Your ideal bonefishing trip is probably one with moderate weather, mild winds, and plenty of sunshine.
In reality, however, some of your time on the flats is likely to be spent in all kinds of conditions. The good news is that the weather doesn’t have to have a negative impact on your haul. Your willingness to remain flexible and your ability to adapt to changes in the elements will allow you to bring big bones in, regardless of the weather conditions.
Casting Without The Glare
One of the best parts about fishing for bones on cloudy, overcast days is the fact that you won’t have to deal with the glare. In fact, the majority of the fish that you spot on an overcast day are likely to be right near the boat, and fairly easy to see.

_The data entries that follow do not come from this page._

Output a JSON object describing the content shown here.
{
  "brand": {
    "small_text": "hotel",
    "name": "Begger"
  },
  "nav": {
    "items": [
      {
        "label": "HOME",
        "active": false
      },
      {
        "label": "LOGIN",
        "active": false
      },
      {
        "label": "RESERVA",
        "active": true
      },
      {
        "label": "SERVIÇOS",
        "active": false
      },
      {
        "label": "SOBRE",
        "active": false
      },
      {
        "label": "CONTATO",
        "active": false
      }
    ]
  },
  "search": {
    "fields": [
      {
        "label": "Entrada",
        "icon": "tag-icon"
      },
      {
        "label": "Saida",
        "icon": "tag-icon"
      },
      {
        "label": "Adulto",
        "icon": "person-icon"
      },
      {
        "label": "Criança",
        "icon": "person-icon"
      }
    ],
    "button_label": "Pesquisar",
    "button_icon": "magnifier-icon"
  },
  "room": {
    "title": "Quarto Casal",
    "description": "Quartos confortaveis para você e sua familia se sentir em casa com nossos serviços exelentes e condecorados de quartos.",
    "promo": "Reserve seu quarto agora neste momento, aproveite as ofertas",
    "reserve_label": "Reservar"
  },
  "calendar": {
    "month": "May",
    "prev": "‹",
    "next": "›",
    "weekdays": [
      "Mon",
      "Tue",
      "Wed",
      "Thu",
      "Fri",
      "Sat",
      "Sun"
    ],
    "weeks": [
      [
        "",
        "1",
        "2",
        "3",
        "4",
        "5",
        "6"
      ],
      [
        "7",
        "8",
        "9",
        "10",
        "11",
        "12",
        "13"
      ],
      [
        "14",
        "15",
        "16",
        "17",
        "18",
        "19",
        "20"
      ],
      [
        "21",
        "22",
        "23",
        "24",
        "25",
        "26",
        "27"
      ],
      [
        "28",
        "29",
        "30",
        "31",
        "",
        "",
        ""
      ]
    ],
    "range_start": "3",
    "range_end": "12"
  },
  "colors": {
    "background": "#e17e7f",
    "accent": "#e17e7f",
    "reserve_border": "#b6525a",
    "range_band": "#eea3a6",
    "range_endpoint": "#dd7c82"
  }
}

For fishers, this is an all-around advantage, even for those who’ve become pretty adept in using their polarized sunglasses to peer right through the near-blinding glare of a sunlit surface.
Work On Your Short Game
Given that your targets will be significantly closer to you, the real challenge in fishing for bones on an overcast day will be perfecting your short cast. You’ll need to deliver a quick and incredibly accurate cast at a moment’s notice. This makes it important to maintain a good ready position and to have a well-practiced casting stroke. You’ll need to keep between seven and nine feet of line outside of the rod tip for rapid rod loading and to avoid false casts. With your short cast, make sure that your rod tip only travels a few feet. Your retrieve will need to be adapted to the cloudy conditions as well. Instead of stripping away, which may cause you to run out of line even before your target takes a bite, strip the line in short twitches to lure the bonefish in.
Use Feed Marks To Compensate For Changes In Visibility
Although getting rid of the glare can be beneficial, this does not mean that you’ll have a clear view of your targets at all times. In fact, spotting bonefish on an overcast day can often be more difficult than spotting these fish at sunset, when the glare is at its brightest. Feed marks are your best clue as to whether or not any big bones are feeding in the area. These are dark, grayish spots along the flat bottom. They indicate that bones have recently been burrowing into the sand in pursuit of blue crabs. If you spot an area with lots of feed marks, you’re probably in the right spot. The darkest feed marks are generally the freshest and mean that bonefish should still be close by.
One thing that many seasoned bonefishers love about fishing for bones on a cloudy, windy, and otherwise undesirable day is the fact that it introduces a whole new level of challenge. This isn’t going to be a relaxing, kick-back kind of day where you’re looking and acting at a leisurely pace. If you want your haul on a sunless day to be just as impressive as your haul on a sunny one, you’ll need to be extra quiet, and maintain fast reflexes and incredibly sharp eyes.